● **What is being asked**: This exercise asks for a copy of each line in the records below with the word "JSON" in it.

[App and web page records]

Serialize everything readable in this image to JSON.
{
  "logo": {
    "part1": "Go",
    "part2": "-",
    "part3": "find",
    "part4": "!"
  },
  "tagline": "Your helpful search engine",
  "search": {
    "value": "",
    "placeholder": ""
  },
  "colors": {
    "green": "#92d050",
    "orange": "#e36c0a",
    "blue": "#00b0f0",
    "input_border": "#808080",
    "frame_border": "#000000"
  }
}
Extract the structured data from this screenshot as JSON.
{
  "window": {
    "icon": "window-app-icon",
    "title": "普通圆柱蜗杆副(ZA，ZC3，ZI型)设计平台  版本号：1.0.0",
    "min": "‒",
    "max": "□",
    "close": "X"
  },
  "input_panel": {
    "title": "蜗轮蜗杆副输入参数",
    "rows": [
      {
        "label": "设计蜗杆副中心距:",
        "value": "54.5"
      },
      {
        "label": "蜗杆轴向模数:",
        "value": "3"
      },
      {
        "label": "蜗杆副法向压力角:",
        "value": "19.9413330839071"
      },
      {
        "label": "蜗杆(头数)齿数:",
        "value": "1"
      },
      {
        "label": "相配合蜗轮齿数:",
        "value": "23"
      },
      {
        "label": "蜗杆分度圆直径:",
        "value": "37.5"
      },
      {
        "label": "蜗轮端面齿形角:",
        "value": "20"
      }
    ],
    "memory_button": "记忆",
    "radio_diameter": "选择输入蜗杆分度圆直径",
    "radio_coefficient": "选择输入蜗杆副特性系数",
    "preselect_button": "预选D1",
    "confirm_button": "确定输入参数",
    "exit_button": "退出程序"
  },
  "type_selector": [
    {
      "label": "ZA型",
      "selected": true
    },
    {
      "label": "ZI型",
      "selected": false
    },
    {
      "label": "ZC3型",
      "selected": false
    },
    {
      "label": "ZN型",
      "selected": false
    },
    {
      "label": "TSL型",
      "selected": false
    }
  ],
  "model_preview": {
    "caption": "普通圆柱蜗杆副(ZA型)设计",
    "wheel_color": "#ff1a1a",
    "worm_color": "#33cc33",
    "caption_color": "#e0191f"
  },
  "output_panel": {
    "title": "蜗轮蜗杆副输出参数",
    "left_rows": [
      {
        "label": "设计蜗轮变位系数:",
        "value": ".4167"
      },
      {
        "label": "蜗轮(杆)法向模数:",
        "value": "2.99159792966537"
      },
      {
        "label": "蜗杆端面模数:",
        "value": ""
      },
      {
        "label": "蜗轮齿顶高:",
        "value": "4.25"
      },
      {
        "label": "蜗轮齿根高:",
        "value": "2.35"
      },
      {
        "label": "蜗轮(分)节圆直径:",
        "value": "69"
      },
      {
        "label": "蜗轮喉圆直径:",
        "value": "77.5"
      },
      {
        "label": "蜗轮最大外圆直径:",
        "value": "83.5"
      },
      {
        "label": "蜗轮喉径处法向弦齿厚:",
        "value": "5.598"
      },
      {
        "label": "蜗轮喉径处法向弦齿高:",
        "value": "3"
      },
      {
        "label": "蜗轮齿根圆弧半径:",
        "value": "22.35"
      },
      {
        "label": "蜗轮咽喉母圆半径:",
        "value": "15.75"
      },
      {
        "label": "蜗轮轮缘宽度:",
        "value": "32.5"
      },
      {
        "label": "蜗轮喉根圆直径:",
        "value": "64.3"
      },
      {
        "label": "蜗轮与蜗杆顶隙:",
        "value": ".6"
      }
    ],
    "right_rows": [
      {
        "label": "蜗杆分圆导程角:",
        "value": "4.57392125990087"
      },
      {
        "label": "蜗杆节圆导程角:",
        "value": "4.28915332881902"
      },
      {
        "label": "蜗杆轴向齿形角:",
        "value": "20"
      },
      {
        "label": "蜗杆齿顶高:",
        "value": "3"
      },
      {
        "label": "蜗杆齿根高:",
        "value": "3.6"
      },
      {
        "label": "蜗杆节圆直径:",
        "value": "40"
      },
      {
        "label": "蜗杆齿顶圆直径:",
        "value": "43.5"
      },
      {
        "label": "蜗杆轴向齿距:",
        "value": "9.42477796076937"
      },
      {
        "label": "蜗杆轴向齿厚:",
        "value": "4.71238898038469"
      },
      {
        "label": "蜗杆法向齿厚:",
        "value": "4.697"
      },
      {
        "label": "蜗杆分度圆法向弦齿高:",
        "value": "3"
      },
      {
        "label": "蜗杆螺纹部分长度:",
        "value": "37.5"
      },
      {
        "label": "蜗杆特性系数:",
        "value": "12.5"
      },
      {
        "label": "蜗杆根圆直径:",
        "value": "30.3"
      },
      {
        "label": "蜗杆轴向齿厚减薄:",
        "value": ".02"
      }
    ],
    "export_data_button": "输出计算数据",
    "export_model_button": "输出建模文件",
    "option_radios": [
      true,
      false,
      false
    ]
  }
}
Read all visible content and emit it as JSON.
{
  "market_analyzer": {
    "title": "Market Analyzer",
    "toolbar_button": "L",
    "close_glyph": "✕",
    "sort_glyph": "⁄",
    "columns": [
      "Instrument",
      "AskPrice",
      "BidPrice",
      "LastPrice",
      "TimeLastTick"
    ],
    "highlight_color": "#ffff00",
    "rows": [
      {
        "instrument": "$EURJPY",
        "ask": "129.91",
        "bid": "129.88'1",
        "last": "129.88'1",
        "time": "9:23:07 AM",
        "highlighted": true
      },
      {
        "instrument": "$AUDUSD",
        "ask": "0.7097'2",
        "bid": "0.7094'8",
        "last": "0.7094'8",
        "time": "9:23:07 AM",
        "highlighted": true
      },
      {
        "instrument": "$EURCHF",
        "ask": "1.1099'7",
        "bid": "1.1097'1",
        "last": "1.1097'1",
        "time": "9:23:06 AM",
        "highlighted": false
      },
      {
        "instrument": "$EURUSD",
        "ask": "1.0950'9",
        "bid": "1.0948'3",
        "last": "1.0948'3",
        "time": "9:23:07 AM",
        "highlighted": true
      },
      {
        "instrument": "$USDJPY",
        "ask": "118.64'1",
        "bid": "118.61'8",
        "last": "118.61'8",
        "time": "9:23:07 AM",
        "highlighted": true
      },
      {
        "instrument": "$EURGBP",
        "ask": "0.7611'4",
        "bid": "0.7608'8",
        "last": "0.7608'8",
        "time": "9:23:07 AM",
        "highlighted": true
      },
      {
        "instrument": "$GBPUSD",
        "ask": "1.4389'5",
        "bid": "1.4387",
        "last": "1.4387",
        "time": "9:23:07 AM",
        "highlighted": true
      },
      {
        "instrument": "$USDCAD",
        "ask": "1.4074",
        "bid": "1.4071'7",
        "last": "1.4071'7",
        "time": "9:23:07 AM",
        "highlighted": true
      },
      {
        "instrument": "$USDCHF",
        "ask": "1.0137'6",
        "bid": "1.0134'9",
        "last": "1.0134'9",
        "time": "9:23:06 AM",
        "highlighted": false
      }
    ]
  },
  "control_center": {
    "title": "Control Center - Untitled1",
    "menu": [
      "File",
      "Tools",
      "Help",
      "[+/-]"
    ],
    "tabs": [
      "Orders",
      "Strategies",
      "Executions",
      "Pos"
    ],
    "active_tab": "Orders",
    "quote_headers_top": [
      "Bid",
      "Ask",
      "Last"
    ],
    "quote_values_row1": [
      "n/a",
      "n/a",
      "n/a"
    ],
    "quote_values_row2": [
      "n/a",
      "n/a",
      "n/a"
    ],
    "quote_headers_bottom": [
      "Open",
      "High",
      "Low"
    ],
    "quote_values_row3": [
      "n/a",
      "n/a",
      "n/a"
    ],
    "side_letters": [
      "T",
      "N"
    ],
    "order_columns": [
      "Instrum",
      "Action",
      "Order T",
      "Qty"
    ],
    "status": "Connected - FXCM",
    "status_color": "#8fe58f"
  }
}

● **Answer to this problem**:
Serialize everything readable in this image to JSON.
Extract the structured data from this screenshot as JSON.
Read all visible content and emit it as JSON.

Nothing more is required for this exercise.